Describing online attacks as 'cyber warfare' is a mischaracterisation that could be dangerous to governments and large enterprises, according to researchers from the University of Oxford and the London School of Economics.
The report, conducted for the Organisation for Economic Cooperation and Development, suggested that governments should avoid approaching online security breaches and attacks as they would real-world military incidents.
"We don't help ourselves using 'cyber war' to describe espionage or hacktivist blockading or defacing of web sites, as recently seen in reaction to WikiLeaks," said London School of Economics professor Peter Sommer.
"Nor is it helpful to group trivially avoidable incidents like routine viruses and frauds with determined attempts to disrupt critical national infrastructure."
Attacks on government sites and IT infrastructure have become more common in recent years, and the US and EU have run drills to simulate the response to a large-scale cyber attack.
The researchers suggested that, while governments and large enterprises should take the possibility of online attacks seriously, systems must be put in place to distinguish between different types of incident and the risk levels they carry.
"We think that a largely military approach to cyber security is a mistake.

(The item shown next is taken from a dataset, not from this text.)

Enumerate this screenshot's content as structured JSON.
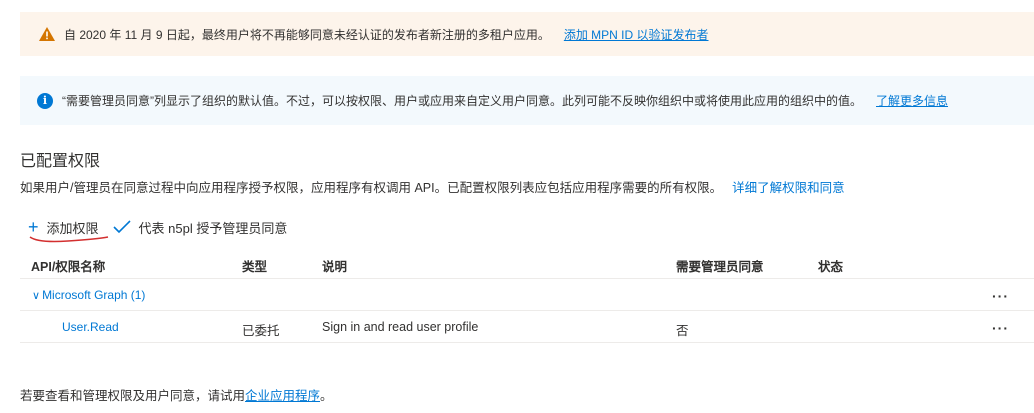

Most targets in the critical national infrastructure of communications, energy, finance, food, government, health, transport and water are in the private sector," said Oxford University professor Dr Ian Brown.
"Because it is often difficult to be certain who is attacking you from cyber space, defence by deterrence does not work."
Return to internet news headlines
View Internet News Archive